Three Major Decisions to Conserve Biodiversity

All 193 Parties attending the Convention on Biological Diversity’s (CBD) tenth meeting of the Conference of the Parties (COP10) in Nagoya, Japan ended their two week conference with the adoption of three major decisions:1) the Nagoya Protocol on Access and Benefit Sharing (ABS);
2) the post-2010 (2011-2020) Strategic Plan; and
3) a resource mobilization strategy with the objective of increasing resources to enhance the implementation of the Convention.Click here to read these decisions (they are the first three decisions in the list of COP10 outcomes).

Parties have one year, between 02 February 2011 – 01 February 2012, to ratify the legally binding ABS Protocol. The Protocol will only enter into force after 50 ratifications. Although the Protocol was adopted, after many years of negotiations, some Parties were not satisfied. Bolivia, Venezuela, Ecuador, Cuba and some African nations expressed their concerns over the Protocol, which they find does not take into account their views. However, they did not stand in the way of its adoption.

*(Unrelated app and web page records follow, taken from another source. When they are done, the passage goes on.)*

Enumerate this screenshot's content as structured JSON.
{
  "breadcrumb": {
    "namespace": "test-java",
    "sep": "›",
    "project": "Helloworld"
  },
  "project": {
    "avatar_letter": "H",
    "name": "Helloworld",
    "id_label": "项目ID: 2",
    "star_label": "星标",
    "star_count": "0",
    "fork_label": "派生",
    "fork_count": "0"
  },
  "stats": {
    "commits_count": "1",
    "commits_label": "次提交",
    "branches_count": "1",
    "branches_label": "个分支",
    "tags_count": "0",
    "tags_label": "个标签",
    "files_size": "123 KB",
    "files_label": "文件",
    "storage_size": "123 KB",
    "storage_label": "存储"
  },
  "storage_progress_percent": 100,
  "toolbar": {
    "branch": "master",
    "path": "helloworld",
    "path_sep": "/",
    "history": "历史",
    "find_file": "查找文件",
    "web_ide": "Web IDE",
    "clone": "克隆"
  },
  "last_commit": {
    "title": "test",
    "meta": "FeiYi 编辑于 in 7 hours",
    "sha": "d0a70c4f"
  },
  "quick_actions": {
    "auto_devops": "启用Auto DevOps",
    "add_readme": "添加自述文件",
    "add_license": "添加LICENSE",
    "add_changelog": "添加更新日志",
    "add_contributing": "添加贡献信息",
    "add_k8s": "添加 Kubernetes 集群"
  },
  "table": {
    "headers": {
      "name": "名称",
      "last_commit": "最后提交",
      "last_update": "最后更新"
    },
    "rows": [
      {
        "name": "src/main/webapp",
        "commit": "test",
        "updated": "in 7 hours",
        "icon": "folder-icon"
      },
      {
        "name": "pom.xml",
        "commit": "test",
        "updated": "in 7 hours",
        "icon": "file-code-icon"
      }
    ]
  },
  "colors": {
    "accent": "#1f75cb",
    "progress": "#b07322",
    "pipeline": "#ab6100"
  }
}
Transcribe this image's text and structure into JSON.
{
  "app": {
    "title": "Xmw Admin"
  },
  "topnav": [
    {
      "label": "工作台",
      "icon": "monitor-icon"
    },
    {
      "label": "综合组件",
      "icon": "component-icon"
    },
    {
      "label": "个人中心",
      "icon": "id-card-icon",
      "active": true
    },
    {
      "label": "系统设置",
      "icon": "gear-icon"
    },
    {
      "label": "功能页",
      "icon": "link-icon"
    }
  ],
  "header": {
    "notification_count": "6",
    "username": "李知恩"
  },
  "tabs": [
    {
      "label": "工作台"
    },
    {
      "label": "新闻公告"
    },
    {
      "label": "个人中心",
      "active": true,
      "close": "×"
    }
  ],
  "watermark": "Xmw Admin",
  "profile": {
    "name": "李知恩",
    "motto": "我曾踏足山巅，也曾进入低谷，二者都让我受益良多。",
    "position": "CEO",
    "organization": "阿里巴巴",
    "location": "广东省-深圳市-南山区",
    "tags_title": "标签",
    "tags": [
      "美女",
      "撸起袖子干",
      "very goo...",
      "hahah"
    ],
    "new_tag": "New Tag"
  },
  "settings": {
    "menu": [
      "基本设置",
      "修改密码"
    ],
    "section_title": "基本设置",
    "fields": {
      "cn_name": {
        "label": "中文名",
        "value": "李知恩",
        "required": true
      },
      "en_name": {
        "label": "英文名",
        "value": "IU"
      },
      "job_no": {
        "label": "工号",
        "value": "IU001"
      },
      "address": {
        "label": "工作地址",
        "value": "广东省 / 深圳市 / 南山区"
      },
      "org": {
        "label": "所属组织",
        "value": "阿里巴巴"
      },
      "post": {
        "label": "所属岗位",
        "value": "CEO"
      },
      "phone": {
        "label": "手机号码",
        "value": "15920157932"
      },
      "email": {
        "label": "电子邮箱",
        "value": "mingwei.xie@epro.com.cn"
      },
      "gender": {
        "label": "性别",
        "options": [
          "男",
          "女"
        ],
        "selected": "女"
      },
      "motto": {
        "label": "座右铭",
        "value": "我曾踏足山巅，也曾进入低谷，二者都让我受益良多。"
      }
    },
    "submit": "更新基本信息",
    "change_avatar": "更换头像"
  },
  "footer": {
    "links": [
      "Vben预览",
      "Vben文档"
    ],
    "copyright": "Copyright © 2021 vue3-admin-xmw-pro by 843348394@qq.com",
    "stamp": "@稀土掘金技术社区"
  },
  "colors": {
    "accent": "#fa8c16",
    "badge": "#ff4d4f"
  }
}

Parties to the Convention also adopted a decision which endorsed the Government of Japan’s proposal, submitted on September 22 at the United Nations General Assembly High Level meeting, to declare 2011-2020 as the UN Decade on Biodiversity. The objective of the proposal is to create momentum for the implementation of the CBD and its new Strategic Plan, as well as contribute to the achievement of the Millennium Development Goals (MDG). Many NGOs, including Conservation International and the Canadian Environmental Network, have supported the proposal.
There was some concern around the CBD’s implementation, but these decisions have given us a little bit of hope. However, let’s not forget that actions speak louder than words, and ink and paper. That being said, we ask you to send a letter urging the Canadian government to take action to conserve Canada’s biodiversity during this International Year of Biodiversity.